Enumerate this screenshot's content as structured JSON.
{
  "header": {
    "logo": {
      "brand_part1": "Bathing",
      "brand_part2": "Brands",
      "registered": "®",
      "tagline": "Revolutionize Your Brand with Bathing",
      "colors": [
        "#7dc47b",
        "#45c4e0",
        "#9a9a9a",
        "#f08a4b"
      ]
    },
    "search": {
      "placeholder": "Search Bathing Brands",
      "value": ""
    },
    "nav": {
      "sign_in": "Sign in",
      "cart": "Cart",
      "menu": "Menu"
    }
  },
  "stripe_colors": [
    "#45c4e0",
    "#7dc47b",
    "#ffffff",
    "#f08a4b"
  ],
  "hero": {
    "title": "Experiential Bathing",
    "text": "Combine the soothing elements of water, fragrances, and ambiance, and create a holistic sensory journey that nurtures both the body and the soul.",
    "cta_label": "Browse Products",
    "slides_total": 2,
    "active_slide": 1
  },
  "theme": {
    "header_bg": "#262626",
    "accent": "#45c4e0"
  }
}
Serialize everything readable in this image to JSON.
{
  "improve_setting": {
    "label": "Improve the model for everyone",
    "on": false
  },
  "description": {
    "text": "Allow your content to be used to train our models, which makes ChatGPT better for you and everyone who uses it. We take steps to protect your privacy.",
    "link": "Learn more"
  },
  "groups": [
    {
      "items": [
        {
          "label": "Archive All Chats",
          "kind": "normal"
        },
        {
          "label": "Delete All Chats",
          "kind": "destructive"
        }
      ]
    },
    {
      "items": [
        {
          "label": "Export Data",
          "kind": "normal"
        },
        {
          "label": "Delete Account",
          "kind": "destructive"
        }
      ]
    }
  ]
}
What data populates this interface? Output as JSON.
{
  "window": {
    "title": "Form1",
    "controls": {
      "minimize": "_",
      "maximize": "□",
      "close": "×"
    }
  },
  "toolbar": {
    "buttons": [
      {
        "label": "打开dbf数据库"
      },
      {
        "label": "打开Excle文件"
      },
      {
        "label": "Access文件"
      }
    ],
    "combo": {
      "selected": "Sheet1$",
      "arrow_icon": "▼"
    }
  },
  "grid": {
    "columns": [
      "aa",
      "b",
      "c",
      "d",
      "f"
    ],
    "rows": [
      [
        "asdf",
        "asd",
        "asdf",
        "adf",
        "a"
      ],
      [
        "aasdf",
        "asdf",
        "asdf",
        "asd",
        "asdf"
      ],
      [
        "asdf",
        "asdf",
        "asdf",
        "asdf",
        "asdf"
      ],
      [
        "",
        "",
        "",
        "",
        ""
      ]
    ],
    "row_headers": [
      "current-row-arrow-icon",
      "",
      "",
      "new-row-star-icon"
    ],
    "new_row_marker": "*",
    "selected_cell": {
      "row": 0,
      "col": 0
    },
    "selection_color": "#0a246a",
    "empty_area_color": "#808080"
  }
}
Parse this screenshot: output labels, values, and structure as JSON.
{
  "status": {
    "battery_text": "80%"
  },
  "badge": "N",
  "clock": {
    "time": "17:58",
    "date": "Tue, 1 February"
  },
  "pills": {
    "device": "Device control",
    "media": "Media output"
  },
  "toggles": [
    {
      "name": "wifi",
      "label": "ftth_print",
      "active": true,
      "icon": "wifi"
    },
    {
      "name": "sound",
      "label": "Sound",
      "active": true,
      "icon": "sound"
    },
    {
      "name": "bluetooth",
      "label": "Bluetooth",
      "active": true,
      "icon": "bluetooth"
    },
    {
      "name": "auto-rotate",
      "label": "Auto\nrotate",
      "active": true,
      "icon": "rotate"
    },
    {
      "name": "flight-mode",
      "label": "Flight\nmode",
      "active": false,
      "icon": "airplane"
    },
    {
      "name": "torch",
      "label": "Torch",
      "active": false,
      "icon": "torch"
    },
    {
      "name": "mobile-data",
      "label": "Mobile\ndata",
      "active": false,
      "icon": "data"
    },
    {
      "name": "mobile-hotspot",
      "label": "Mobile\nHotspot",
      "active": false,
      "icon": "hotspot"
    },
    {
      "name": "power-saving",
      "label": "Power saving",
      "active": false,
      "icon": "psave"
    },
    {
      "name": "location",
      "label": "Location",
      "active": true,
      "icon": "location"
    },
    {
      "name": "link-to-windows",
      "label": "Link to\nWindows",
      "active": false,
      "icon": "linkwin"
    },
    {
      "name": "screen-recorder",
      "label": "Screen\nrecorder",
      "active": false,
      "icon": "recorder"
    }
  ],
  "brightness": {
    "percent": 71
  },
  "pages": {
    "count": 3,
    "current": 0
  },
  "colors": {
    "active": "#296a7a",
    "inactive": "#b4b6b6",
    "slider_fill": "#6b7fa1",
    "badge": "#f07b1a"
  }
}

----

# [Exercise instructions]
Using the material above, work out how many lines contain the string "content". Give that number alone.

# [Result of this task]
2